Photo Credit: WTVC

The debate over marijuana was a main talking point at the Tobacco Free Chattanooga Clear the Air Conference.

The keynote speaker was Dr. Michael Warren who is the deputy commissioner for population health for the state’s health department.

He addressed issues surrounding medical and recreational use and concerns lawmakers have in Tennessee.

The latest legislation in 2018 was killed in the Tennessee legislature.

It was a four-page decriminalization bill that focused on medical marijuana use.

“The science really doesn’t support using marijuana for all of the medical conditions that have been proposed in the state for the last couple of years,” Warren said.

In Tennessee, marijuana use of any kind is illegal. There is one exception. Cannabidiol, also known as CBD oil, can be used by patients who have intractable seizures.
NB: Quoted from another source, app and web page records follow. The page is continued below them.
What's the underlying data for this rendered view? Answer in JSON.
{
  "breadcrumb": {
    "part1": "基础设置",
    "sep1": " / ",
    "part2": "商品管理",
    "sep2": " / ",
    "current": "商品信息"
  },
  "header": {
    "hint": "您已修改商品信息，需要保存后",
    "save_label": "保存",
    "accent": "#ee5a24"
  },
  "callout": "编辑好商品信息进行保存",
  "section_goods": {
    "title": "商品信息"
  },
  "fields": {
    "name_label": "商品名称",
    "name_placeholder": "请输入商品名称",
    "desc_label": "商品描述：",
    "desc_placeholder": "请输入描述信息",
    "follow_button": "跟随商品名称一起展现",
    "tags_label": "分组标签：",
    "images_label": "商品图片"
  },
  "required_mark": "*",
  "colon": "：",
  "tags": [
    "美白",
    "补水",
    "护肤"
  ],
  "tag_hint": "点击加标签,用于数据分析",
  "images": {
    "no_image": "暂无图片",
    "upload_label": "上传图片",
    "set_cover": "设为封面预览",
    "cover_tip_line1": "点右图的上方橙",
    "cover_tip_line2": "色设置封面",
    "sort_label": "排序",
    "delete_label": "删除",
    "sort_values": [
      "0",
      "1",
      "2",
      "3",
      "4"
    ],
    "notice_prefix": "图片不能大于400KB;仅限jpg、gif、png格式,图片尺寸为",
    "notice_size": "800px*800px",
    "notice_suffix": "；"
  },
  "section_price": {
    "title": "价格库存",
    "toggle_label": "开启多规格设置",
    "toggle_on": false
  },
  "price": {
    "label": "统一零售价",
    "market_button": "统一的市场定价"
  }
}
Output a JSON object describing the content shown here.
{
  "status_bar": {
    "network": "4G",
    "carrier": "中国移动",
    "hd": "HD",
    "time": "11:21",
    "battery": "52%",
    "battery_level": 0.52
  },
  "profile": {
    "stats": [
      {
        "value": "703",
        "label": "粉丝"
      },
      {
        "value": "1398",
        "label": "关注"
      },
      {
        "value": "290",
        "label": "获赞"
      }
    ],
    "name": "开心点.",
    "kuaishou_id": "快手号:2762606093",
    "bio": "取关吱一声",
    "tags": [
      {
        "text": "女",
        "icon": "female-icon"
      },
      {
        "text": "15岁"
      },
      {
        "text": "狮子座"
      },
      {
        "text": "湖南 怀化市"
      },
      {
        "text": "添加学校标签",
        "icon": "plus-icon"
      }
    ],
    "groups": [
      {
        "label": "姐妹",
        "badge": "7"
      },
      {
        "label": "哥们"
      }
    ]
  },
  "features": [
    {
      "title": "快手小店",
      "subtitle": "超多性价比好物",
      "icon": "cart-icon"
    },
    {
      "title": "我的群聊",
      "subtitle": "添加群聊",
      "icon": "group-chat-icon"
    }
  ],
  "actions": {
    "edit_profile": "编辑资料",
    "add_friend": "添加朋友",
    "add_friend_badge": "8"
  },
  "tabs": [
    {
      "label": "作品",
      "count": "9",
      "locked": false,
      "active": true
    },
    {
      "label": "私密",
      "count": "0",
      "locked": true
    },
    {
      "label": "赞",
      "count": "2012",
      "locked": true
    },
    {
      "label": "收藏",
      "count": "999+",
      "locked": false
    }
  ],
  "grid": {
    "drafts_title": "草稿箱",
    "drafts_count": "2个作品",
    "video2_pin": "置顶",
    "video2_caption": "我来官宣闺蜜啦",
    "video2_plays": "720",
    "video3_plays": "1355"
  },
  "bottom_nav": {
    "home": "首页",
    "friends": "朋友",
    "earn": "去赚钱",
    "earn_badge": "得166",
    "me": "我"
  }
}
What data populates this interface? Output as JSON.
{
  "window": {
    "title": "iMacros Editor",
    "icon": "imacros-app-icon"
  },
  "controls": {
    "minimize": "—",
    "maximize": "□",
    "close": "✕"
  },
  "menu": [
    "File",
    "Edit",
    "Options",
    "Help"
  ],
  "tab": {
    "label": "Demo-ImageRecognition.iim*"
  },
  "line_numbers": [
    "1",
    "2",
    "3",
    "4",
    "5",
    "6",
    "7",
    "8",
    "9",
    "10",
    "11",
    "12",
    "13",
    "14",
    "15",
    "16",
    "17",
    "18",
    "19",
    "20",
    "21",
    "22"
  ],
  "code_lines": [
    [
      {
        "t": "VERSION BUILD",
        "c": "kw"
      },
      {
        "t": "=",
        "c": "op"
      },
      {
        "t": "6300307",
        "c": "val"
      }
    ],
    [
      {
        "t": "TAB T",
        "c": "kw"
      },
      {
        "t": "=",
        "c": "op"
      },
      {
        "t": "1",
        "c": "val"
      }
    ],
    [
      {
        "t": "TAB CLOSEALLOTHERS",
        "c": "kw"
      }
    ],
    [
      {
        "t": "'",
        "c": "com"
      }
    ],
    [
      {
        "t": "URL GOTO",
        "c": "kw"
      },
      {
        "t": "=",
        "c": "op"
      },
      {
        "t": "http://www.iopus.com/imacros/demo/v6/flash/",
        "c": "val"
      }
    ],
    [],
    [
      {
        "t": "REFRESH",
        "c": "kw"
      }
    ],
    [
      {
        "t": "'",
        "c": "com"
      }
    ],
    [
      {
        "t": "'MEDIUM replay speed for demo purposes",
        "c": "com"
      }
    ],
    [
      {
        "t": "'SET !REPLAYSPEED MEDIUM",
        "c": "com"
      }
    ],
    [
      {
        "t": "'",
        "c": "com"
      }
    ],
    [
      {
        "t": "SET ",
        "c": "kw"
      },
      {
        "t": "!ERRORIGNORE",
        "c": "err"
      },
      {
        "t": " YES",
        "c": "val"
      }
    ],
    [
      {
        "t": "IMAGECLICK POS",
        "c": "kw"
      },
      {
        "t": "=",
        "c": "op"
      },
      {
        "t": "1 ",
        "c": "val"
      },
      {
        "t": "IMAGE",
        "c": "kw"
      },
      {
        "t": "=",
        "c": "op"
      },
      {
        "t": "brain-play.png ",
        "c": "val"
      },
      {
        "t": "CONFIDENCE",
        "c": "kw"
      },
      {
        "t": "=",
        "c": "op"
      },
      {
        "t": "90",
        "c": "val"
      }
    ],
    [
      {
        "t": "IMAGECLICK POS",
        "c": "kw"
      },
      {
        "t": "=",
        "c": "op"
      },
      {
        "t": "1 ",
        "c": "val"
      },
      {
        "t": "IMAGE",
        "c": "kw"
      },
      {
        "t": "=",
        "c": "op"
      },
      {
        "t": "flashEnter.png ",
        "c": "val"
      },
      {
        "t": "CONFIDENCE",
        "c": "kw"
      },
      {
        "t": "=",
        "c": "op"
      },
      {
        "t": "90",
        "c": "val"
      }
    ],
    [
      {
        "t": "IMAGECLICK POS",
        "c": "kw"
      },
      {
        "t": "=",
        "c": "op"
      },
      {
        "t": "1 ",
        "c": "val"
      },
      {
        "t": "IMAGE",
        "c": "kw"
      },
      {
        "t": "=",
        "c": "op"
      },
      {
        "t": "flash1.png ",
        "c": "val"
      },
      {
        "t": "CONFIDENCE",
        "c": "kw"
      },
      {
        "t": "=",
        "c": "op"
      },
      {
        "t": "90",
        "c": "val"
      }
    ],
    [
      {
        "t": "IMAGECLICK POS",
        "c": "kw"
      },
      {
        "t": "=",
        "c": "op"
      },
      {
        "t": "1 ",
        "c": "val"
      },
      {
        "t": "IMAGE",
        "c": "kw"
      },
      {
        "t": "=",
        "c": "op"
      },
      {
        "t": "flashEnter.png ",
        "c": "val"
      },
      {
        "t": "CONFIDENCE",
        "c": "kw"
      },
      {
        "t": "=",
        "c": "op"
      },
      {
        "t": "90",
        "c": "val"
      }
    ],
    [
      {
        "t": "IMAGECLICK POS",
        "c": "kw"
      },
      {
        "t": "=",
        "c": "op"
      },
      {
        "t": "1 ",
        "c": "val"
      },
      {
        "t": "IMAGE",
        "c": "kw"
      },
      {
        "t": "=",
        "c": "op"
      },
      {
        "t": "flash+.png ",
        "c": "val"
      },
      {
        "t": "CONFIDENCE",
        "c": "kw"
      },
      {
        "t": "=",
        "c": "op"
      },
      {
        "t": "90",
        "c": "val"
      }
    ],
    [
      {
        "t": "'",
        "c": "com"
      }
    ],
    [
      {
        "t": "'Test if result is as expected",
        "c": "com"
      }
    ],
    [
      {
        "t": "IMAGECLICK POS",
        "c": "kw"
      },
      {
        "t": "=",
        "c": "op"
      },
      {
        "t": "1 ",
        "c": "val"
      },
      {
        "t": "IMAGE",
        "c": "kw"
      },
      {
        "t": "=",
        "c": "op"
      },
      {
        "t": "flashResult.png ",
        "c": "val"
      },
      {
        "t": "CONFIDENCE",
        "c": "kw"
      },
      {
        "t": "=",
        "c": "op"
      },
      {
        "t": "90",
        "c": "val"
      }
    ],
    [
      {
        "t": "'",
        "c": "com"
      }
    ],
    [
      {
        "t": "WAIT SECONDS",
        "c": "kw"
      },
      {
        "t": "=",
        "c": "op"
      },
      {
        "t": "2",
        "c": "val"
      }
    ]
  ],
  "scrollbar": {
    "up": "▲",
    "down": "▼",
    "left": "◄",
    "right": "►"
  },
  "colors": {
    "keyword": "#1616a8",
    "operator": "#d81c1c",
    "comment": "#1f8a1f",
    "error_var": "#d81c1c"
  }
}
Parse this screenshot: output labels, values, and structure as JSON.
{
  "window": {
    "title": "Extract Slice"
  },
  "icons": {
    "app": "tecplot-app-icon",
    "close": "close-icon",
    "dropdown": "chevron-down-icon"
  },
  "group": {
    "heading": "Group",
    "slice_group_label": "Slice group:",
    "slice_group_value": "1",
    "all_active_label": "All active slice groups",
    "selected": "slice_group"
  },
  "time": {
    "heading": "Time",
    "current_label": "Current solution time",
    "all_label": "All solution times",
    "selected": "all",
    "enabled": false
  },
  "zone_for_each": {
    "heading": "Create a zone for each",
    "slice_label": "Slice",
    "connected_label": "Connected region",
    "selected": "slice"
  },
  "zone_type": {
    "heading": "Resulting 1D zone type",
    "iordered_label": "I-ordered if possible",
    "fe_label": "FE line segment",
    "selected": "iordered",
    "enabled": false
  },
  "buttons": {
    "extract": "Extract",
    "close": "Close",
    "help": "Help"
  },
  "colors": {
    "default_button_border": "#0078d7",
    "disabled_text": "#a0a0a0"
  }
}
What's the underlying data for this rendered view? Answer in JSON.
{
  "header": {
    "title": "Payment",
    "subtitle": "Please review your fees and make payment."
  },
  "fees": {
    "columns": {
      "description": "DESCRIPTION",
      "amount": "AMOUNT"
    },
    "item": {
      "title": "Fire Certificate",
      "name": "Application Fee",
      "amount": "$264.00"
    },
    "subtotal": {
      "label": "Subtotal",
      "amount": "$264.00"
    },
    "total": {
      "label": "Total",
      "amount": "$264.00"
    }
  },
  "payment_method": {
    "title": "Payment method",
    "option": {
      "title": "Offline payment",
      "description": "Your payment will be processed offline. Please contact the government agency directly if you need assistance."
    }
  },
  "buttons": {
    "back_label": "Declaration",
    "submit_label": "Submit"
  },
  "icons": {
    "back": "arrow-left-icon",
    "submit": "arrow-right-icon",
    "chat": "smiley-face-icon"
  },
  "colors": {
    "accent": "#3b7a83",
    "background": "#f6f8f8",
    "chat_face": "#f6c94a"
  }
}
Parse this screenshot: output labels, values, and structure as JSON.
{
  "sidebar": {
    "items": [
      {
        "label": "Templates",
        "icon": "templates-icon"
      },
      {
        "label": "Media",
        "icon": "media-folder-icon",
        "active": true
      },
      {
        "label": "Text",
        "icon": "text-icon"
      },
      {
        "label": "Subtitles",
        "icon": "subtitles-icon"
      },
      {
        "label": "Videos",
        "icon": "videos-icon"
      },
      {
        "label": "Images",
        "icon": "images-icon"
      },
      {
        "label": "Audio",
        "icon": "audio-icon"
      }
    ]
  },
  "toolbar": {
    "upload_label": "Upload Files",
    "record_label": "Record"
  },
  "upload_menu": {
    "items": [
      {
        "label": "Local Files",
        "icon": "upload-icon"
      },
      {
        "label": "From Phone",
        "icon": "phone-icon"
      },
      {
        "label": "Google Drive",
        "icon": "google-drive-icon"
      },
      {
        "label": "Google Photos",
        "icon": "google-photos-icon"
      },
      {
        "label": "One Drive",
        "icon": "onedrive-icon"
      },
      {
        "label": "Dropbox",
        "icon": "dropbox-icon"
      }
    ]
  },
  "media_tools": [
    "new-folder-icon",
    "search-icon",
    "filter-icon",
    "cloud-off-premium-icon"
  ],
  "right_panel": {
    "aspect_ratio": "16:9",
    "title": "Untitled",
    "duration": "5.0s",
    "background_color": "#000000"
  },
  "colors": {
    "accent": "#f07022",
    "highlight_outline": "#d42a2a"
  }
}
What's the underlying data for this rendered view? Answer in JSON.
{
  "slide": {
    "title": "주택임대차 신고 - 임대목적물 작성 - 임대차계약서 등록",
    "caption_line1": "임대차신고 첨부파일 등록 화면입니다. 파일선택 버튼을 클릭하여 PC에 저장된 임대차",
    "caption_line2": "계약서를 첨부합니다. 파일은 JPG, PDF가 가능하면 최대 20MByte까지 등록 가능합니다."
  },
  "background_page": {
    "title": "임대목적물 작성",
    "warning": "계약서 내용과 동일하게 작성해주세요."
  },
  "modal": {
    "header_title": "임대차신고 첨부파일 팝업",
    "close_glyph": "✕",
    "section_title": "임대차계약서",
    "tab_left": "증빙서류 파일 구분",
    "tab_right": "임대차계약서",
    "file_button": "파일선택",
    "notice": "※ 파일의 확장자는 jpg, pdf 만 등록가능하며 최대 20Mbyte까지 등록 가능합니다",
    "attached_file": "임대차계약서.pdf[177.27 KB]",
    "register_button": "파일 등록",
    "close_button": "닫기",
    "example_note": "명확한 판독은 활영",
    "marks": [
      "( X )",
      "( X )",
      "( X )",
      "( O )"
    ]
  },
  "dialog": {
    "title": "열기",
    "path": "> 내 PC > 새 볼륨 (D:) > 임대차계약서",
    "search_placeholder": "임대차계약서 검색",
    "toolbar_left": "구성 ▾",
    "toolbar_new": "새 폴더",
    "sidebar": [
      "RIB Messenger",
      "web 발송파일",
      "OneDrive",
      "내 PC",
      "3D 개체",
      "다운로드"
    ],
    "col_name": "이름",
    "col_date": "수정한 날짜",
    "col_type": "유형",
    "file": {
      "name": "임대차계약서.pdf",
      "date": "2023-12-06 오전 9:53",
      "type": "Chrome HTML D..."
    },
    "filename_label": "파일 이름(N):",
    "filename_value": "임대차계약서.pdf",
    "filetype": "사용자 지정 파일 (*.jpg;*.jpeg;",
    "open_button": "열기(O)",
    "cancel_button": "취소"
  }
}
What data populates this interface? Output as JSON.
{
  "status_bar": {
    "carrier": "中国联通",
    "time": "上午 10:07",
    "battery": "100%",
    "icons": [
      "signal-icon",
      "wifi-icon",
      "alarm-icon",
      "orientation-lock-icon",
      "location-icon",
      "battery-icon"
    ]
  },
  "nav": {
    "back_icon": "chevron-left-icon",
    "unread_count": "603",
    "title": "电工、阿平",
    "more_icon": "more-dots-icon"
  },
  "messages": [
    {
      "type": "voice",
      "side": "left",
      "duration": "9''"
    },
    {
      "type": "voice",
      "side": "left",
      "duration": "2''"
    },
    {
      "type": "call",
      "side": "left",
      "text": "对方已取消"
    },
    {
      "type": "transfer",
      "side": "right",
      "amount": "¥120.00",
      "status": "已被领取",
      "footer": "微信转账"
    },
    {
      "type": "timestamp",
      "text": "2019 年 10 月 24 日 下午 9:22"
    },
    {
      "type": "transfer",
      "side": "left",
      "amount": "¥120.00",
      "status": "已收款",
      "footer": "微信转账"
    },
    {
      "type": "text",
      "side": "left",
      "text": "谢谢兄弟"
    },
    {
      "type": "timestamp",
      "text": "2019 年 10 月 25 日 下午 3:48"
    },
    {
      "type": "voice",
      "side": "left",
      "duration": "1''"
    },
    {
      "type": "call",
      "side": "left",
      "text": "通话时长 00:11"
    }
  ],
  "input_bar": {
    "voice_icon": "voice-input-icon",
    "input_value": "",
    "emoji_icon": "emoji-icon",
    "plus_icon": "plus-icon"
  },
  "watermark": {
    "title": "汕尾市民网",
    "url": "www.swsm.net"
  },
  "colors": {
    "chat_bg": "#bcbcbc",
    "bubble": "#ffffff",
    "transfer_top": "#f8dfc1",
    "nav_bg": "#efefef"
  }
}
There are still concerns because many believe marijuana is harmful.

“Whether it’s impacting the ability to drive a car, in motor vehicle crashes because of impaired coordination or ingestions by individuals including children,” Warren said.

Dr. Warren has nearly eight years of experience as the state’s deputy commissioner of population health. Big on evidence, Warren acknowledges medical marijuana can help with chronic pain and induces nausea during chemotherapy.

“We really support that FDA process going through making sure that medications are safe and effective,” Warren said.

The FDA approved two medications: Marinol and Cesamet. According to Warren, some medical experts are concerned about addiction. Nine percent of marijuana users become addicted. Also, as of 2014, THC concentration is between 11 and 12 percent.

According to Warren, any decision needs to be in the overall population’s best interest.

“My hope is that we’ll continue to have that dialogue and let science and not passion influence those decisions,” he said.

Warren says he firmly believes legislation will continue to be presented. The last bill that was proposed made it further in the legislature that any other previous proposal.